As we transition from No Child Left Behind to the Every Student Succeeds Act, Georgia will carefully listen to feedback from all stakeholders interested in making education better for our students. We will partner with educators, parents, community members and business/industry leaders and lawmakers/policymakers to personalize education for students to ensure they are ready to learn, ready to live, and ready to lead.

The transition plan as outlined in ESSA includes:?

ESSA does not impact the 2015–16 school year. Georgia’s ESEA Accountability State Plan (NCLB waiver) remains in place until August 1, 2016. For the remainder of the 2015–16 school year and during the 2016–17 school year, we will continue to serve schools identified as priority and focus schools.


The 2016–17 school year will be a transition period with the continuation of our current accountability plan unless changes are required by U.S. Department of Education guidance. Full implementation of Georgia’s ESSA Plan will be effective in the 2017–18 school year.

The Georgia Department of Education is encouraged by the new ESSA law and looks forward to working with all who are interested in helping rewrite Georgia’s public K-12 education plan.


December 2015 GaDOE staff were assigned sections of the ESSA legislation to review and identify major changes, deletions, and additions

January 2016 GaDOE staff reviewed ESSA legislation by Title and Section and shared major changes, deletions, and additions
January and
February 2016
Policy staff shared ESSA information with Executive Cabinet and program staff
February 2016 Feedback gathered from LEA Federal Program staff at GCEL conference
  • Suggested stakeholders to include in listening sessions on Georgia’s plan
  • Considerations to think about in fine-tuning accountability plan
  • Recommended venues for communication
March 2016 Executive Cabinet provided feedback on Rulemaking topics to Georgia’s committee representative

Apr 2016 Establish GaDOE ESSA State Leadership Team
  • GaDOE reviews ESSA provisions and compiles list of state and federal requirements
  • Develop and finalize ESSA State Plan timeline and framework; establish working and advisory committees
  • GaDOE begins communicating periodic updates on ESSA developments through webpage, printed materials, and social media
May-Jun 2016 Initial meeting of Working and Advisory Committees
  • Overview of ESSA – federal and state requirements; USED guidance and regulations
  • Working Committees – develop sample questions/discussion points to be used as basis for stakeholder feedback
  • Advisory Committee – develop focus areas for each working committee
Jul 2016 Organize opportunities for feedback throughout the state

Aug-Oct 2016

ESSA stakeholder feedback sessions held throughout the state
Oct-Dec 2016
  • Convene working committees to begin draft language
  • Chairs and co-chairs pull together draft ESSA state plan
  • Presentations to Advisory Committee
Jan 2017
  • Public comment period
  • Governor, State Board of Education, State School Superintendent review
  • Overview to the House and Senate Education Committees
February 2017

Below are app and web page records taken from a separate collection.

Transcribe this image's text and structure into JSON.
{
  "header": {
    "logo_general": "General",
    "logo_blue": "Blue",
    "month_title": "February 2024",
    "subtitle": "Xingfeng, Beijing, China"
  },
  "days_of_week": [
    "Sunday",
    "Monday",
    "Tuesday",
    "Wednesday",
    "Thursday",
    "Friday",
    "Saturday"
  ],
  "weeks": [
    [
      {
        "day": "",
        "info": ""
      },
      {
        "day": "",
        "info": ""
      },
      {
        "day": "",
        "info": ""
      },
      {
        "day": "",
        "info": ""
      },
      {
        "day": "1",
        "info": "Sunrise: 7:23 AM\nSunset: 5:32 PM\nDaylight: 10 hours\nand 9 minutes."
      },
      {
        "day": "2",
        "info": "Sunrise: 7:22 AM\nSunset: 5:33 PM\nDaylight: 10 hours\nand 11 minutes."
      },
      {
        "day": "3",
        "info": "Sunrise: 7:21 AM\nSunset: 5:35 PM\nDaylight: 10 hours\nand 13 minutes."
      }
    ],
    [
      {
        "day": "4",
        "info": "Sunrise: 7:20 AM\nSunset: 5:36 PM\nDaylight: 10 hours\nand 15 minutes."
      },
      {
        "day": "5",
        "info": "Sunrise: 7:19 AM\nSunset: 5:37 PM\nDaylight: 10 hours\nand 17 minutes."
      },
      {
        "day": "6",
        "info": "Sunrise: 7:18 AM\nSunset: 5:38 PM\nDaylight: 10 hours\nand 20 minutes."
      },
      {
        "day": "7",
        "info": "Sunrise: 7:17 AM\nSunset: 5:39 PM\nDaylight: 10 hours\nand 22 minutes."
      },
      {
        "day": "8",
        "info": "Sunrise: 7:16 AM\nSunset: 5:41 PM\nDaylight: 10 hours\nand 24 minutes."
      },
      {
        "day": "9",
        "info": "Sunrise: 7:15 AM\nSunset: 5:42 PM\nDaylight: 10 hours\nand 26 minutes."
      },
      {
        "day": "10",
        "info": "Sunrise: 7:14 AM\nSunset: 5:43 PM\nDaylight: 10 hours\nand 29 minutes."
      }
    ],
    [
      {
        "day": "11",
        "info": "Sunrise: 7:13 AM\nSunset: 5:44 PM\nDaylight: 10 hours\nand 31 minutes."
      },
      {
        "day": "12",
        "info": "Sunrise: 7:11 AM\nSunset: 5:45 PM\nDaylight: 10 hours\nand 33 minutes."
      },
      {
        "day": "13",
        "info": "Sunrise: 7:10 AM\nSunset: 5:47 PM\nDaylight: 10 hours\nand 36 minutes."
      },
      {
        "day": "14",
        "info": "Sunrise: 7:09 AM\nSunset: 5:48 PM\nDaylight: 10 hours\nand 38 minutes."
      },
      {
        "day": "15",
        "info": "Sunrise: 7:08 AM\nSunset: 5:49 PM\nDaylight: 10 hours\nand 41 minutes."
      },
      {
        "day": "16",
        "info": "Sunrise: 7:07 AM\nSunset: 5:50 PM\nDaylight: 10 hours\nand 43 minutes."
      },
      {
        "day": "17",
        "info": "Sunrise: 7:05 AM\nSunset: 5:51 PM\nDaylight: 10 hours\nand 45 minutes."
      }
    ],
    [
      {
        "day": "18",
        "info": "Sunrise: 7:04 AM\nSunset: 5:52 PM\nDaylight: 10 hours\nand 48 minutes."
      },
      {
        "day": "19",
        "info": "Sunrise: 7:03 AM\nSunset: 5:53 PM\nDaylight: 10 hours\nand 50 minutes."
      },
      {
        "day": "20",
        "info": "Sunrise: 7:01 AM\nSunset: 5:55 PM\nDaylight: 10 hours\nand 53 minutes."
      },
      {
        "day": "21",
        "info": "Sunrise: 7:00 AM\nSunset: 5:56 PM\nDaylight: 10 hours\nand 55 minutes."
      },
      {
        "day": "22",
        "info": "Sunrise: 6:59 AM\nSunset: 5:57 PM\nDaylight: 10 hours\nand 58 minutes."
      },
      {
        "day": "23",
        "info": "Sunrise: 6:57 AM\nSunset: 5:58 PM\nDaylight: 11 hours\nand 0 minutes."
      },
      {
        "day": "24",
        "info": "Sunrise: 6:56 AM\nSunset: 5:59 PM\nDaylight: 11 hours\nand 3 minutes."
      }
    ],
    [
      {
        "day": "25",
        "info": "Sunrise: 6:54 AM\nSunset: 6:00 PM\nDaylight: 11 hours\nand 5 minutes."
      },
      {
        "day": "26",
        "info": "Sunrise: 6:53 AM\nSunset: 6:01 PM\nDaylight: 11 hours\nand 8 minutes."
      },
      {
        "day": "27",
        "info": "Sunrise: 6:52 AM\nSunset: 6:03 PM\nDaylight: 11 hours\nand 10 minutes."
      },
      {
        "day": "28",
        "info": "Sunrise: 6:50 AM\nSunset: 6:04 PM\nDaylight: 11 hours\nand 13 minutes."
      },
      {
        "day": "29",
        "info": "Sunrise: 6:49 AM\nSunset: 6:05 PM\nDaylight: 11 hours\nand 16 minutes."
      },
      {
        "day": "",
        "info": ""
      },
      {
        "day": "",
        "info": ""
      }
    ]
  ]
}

March 2017
If necessary, reconvene committees to revise Georgia’s State Plan based on feedback

Georgia’s State Plan is submitted (date tentative pending submission date and guidance from USED; USED must approve state plan no later than 120 days after submission). Once Georgia’s State Plan is approved, presentations will be given to the House and Senate Education Committees.


Note: Timelines may change based on pending guidance from USED.

System procedures, documents, and supporting information for each program can be obtained by following the links under the menu for Federal Programs.

Miller County Schools